_Task directions:_ What you return must match the data exactly, line for line.

_Component data from apps and pages:_
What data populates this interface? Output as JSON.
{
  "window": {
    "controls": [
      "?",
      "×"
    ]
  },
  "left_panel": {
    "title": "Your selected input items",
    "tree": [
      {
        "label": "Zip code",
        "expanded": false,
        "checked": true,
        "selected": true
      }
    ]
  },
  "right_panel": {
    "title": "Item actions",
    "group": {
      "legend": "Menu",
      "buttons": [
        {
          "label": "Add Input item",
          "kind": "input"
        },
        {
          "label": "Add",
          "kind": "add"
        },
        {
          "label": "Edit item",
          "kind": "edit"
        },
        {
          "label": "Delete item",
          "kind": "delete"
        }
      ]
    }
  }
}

_Exercise result:_
What data populates this interface? Output as JSON.
{
  "window": {
    "controls": [
      "?",
      "×"
    ]
  },
  "left_panel": {
    "title": "Your selected input items",
    "tree": [
      {
        "label": "Zip code",
        "expanded": false,
        "checked": true,
        "selected": true
      }
    ]
  },
  "right_panel": {
    "title": "Item actions",
    "group": {
      "legend": "Menu",
      "buttons": [
        {
          "label": "Add Input item",
          "kind": "input"
        },
        {
          "label": "Add",
          "kind": "add"
        },
        {
          "label": "Edit item",
          "kind": "edit"
        },
        {
          "label": "Delete item",
          "kind": "delete"
        }
      ]
    }
  }
}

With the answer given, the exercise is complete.